10. Comparison of the mode in which the day of Jehovah was to come, to that of desolation from the Almighty, that is in suddenness and resistlessness. Desolation from his hand is instantaneous and absolute; as in the devastation of Egypt by plagues, the overthrow of Pharaoh's army in the Red sea, and the destruction of the Assyrian host by pestilence.
11. Metaphor in the use of melt. "Therefore all hands shall be relaxed "-unnerved-" and every heart of man shall melt," v. 7. This most expressive figure is used to indicate that the heart of every one should lose all its wonted energy, courage, and hope, as metals when liquified lose their firmness. Dismay and consternation were to be complete and
universal, and render the Babylonians incapable of defending themselves.
12. Hypocatastasis. "And they shall be confounded; pangs and throes shall seize them," v. 8. Pangs and throes of the body are used doubtless as representatives of analogous affections of the mind. They were to be seized, not with sudden and painful diseases, but with a terror, anguish, and despair, that were to unnerve and overwhelm them as effectually as a violent paroxysm of corporeal agony
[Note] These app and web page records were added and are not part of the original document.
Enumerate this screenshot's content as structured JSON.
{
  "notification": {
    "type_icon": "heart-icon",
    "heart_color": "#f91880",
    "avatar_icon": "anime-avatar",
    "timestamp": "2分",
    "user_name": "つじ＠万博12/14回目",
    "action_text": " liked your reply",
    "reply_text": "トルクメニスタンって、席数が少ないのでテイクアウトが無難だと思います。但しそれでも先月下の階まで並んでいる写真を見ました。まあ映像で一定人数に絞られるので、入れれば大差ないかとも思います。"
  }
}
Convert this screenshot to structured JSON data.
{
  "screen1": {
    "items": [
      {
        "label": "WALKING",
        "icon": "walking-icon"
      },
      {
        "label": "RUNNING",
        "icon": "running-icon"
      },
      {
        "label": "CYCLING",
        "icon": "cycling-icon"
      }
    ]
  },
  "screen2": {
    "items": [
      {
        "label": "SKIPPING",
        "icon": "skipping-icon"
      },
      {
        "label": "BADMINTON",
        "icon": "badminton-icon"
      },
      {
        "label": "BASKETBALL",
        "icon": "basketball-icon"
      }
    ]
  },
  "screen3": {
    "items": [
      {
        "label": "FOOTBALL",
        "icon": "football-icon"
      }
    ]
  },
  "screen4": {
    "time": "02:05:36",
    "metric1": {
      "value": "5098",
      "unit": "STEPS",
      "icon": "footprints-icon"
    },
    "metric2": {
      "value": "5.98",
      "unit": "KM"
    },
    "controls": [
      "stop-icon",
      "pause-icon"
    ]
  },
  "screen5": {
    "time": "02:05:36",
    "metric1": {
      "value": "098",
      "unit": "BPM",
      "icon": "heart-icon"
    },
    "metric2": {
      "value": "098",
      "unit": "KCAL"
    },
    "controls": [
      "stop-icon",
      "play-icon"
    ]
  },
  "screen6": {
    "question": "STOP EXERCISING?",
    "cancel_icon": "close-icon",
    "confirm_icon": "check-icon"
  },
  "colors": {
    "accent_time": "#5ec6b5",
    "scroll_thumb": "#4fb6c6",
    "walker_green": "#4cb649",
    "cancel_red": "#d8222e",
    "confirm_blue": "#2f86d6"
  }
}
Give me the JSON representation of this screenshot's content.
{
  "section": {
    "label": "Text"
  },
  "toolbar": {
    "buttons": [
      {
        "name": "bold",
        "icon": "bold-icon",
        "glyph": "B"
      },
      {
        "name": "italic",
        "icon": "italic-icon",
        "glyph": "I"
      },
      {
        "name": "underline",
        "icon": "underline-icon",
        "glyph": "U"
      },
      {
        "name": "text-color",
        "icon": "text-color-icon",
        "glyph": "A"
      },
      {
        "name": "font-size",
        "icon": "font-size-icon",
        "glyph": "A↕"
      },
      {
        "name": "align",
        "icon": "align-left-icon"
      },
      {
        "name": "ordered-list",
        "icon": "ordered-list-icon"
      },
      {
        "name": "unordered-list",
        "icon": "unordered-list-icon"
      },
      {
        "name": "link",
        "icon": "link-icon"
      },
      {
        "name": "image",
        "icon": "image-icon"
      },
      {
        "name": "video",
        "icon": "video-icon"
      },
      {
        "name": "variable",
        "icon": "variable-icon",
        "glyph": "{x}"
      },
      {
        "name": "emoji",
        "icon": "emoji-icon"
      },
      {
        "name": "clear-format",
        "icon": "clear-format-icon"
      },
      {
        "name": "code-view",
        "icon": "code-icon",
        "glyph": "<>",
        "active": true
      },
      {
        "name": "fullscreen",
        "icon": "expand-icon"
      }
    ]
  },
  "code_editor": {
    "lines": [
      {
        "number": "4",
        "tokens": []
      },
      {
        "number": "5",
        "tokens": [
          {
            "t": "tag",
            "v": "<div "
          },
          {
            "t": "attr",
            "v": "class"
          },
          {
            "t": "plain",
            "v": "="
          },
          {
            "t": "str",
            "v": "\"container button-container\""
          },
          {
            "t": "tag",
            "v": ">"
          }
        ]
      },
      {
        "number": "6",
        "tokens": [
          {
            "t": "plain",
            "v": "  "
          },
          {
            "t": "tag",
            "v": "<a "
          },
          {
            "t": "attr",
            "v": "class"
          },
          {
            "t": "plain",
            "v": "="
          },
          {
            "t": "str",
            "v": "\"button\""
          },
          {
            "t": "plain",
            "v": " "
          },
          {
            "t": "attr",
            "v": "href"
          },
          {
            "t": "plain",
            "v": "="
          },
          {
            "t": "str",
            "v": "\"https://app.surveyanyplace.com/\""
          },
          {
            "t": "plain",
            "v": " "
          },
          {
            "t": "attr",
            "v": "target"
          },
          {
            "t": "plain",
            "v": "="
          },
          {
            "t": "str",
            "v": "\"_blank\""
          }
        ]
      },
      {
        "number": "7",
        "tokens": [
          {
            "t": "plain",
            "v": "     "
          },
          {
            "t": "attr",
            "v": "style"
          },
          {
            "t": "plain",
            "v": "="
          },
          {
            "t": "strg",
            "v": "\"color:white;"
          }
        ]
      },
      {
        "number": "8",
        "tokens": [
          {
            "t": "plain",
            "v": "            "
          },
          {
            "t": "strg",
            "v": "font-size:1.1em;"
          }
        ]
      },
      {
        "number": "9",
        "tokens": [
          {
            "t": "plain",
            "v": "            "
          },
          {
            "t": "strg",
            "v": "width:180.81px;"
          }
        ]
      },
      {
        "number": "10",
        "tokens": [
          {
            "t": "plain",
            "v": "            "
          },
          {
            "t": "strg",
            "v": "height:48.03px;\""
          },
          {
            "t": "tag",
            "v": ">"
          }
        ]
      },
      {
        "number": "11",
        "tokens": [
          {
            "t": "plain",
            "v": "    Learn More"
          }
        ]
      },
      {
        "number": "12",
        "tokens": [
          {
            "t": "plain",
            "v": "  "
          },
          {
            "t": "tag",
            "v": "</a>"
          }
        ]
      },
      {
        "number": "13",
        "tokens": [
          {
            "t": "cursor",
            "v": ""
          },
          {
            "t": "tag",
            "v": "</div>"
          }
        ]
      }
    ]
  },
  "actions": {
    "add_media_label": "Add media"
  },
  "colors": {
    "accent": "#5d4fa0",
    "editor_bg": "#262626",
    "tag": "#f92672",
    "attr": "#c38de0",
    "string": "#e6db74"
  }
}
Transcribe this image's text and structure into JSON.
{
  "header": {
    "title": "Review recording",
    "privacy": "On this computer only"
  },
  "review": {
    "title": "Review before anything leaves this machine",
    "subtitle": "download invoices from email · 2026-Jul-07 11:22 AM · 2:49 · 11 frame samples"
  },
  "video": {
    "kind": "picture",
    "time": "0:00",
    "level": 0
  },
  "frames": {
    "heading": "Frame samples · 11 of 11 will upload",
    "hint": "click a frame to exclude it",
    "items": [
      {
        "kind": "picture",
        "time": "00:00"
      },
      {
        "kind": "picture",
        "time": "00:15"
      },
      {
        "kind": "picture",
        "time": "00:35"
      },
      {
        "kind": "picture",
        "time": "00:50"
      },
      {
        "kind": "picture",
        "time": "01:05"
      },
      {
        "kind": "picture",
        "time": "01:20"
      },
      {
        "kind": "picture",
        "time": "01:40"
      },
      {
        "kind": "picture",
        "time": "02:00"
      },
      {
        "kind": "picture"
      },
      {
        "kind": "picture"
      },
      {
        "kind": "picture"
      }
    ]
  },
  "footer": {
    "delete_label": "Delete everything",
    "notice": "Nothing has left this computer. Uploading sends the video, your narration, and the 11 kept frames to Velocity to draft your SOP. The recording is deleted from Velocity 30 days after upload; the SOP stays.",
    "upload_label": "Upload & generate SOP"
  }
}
13. Metaphor. 'Pangs and throes shall seize them." To seize is properly the act of an external agent. It is used here to indicate that the Babylonians individually would be as completely overpowered by terror and anguish, as they would be if each were grasped by a resistless antagonist, or a powerful beast of prey.
14. Comparison. "As a travailing woman they shall writhe," v. 8. Restlessness, and the assumption of attitudes like those which are prompted by bodily pain, are natural to persons suffering extreme anxiety and anguish.
15. Metaphor. "Each shall look at his neighbor with astonishment. Their faces shall be faces of flames," v. 8. That is, flushed with excitement, and perhaps confusion and shame. What a vivid deli